Reposted from a story by Lane, CTV British Columbia
The federal government is asking a BC Supreme Court judge to strike down a class-action lawsuit filed by six war veterans over disability compensation.
The disabled veterans are challenging a pension program introduced in 2006, which the soldiers say violates their human rights with insufficient and arbitrary disability payments.
Veteran pensions previously fell under the Pension Act, before the New Veterans Charter was signed off seven years ago to establish more veteran-specific regulations.
Kevin Berry, one of the plaintiffs named in the lawsuit, contends that the benefits are 40 to 90 per cent worse under the new rules, and are weaker than provincial compensation plans.
The federal government argues the soldiers’ concerns should not be dealt with by the courts. They say the veterans should lobby MPs instead to change the legislation.
“They’re telling us that you can’t sue us because you’re veterans, you’re not entitled to equal compensation because you’re veterans,” said Berry.
“We’re not going to stand for that.”
Jim Scott, whose son Daniel is another one of the six disabled soldiers in the class-action suit, said the court case will determine what power soldiers have to negotiate their pensions.

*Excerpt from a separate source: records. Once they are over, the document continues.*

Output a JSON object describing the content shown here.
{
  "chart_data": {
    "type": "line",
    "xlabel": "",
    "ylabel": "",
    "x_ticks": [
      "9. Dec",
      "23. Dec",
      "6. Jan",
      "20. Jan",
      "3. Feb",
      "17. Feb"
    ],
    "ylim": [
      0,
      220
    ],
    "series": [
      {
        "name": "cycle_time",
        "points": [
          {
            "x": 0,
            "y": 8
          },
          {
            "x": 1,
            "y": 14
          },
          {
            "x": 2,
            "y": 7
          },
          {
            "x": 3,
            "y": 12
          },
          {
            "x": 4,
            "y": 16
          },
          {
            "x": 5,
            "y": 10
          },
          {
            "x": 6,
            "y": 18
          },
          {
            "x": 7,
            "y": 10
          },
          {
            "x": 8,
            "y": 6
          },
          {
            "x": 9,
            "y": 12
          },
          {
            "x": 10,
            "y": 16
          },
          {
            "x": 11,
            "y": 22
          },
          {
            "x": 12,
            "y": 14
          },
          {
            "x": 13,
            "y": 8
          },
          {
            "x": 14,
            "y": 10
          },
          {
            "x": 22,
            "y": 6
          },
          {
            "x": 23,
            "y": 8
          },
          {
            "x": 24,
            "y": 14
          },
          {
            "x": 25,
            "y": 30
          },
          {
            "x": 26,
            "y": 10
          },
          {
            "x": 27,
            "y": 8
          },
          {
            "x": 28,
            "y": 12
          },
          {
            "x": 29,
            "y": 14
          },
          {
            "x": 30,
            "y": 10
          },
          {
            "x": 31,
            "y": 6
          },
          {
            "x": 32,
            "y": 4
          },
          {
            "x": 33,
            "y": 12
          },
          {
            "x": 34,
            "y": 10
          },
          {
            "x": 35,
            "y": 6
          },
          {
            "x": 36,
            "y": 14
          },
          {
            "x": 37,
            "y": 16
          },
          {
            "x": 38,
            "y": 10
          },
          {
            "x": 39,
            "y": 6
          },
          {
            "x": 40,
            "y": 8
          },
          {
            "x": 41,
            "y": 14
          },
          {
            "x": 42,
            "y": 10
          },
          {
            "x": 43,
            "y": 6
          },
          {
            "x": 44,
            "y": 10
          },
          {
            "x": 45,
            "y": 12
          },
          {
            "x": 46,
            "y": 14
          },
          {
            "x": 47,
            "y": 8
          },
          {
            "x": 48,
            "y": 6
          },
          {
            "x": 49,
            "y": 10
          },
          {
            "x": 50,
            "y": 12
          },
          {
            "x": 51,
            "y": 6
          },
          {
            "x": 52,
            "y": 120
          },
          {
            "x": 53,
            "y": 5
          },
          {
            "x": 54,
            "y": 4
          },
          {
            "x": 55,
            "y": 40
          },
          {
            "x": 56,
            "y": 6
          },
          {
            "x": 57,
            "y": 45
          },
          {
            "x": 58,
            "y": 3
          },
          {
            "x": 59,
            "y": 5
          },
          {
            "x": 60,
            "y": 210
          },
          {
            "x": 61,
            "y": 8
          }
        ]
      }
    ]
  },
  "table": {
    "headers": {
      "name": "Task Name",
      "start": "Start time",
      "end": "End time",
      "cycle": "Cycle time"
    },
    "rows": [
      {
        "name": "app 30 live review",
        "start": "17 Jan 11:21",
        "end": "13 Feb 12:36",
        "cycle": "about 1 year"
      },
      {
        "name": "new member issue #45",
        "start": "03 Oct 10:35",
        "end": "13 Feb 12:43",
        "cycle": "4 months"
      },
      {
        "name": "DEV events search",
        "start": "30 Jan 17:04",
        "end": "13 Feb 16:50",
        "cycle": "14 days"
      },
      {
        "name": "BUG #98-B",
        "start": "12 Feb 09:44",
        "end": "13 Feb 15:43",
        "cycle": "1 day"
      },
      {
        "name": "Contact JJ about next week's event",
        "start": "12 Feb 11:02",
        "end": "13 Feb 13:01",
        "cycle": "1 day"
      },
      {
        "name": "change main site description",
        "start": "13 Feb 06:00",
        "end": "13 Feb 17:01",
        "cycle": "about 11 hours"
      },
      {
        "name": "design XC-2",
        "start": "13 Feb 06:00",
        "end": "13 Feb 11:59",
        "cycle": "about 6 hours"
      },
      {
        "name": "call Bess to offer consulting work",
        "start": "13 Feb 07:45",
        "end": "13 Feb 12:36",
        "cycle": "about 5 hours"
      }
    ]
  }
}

“What we’re here to do today is to establish whether soldiers have fundamental rights under the Charter … and whether the government owes them a duty of care,” said Scott.
The court hearing will continue Tuesday and Wednesday